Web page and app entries
+--
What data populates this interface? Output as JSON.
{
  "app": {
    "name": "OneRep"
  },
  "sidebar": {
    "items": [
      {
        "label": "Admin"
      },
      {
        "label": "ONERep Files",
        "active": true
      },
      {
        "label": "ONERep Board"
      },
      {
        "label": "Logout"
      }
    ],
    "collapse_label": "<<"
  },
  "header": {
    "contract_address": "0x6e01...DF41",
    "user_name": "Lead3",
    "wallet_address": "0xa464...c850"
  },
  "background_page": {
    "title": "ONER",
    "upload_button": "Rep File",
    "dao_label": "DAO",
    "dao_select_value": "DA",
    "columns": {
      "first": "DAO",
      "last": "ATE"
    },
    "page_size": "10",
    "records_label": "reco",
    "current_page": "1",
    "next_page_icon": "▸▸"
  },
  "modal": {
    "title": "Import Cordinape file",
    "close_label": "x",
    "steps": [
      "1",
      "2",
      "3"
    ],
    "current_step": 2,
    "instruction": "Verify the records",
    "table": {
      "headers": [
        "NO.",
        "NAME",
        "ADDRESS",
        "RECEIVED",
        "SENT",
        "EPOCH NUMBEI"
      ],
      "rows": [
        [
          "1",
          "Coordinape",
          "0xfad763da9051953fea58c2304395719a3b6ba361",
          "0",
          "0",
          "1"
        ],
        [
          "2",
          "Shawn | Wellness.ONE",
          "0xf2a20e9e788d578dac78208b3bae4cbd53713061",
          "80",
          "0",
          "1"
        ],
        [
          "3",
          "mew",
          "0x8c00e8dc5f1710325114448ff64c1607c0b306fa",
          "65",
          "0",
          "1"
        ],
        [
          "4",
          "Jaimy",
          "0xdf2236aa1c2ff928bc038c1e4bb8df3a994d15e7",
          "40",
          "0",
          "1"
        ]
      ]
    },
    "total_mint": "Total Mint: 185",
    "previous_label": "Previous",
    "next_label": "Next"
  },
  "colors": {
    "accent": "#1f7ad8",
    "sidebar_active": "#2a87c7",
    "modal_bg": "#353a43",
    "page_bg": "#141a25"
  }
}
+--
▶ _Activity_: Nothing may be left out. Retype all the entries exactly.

▶ _Response box_:
What data populates this interface? Output as JSON.
{
  "app": {
    "name": "OneRep"
  },
  "sidebar": {
    "items": [
      {
        "label": "Admin"
      },
      {
        "label": "ONERep Files",
        "active": true
      },
      {
        "label": "ONERep Board"
      },
      {
        "label": "Logout"
      }
    ],
    "collapse_label": "<<"
  },
  "header": {
    "contract_address": "0x6e01...DF41",
    "user_name": "Lead3",
    "wallet_address": "0xa464...c850"
  },
  "background_page": {
    "title": "ONER",
    "upload_button": "Rep File",
    "dao_label": "DAO",
    "dao_select_value": "DA",
    "columns": {
      "first": "DAO",
      "last": "ATE"
    },
    "page_size": "10",
    "records_label": "reco",
    "current_page": "1",
    "next_page_icon": "▸▸"
  },
  "modal": {
    "title": "Import Cordinape file",
    "close_label": "x",
    "steps": [
      "1",
      "2",
      "3"
    ],
    "current_step": 2,
    "instruction": "Verify the records",
    "table": {
      "headers": [
        "NO.",
        "NAME",
        "ADDRESS",
        "RECEIVED",
        "SENT",
        "EPOCH NUMBEI"
      ],
      "rows": [
        [
          "1",
          "Coordinape",
          "0xfad763da9051953fea58c2304395719a3b6ba361",
          "0",
          "0",
          "1"
        ],
        [
          "2",
          "Shawn | Wellness.ONE",
          "0xf2a20e9e788d578dac78208b3bae4cbd53713061",
          "80",
          "0",
          "1"
        ],
        [
          "3",
          "mew",
          "0x8c00e8dc5f1710325114448ff64c1607c0b306fa",
          "65",
          "0",
          "1"
        ],
        [
          "4",
          "Jaimy",
          "0xdf2236aa1c2ff928bc038c1e4bb8df3a994d15e7",
          "40",
          "0",
          "1"
        ]
      ]
    },
    "total_mint": "Total Mint: 185",
    "previous_label": "Previous",
    "next_label": "Next"
  },
  "colors": {
    "accent": "#1f7ad8",
    "sidebar_active": "#2a87c7",
    "modal_bg": "#353a43",
    "page_bg": "#141a25"
  }
}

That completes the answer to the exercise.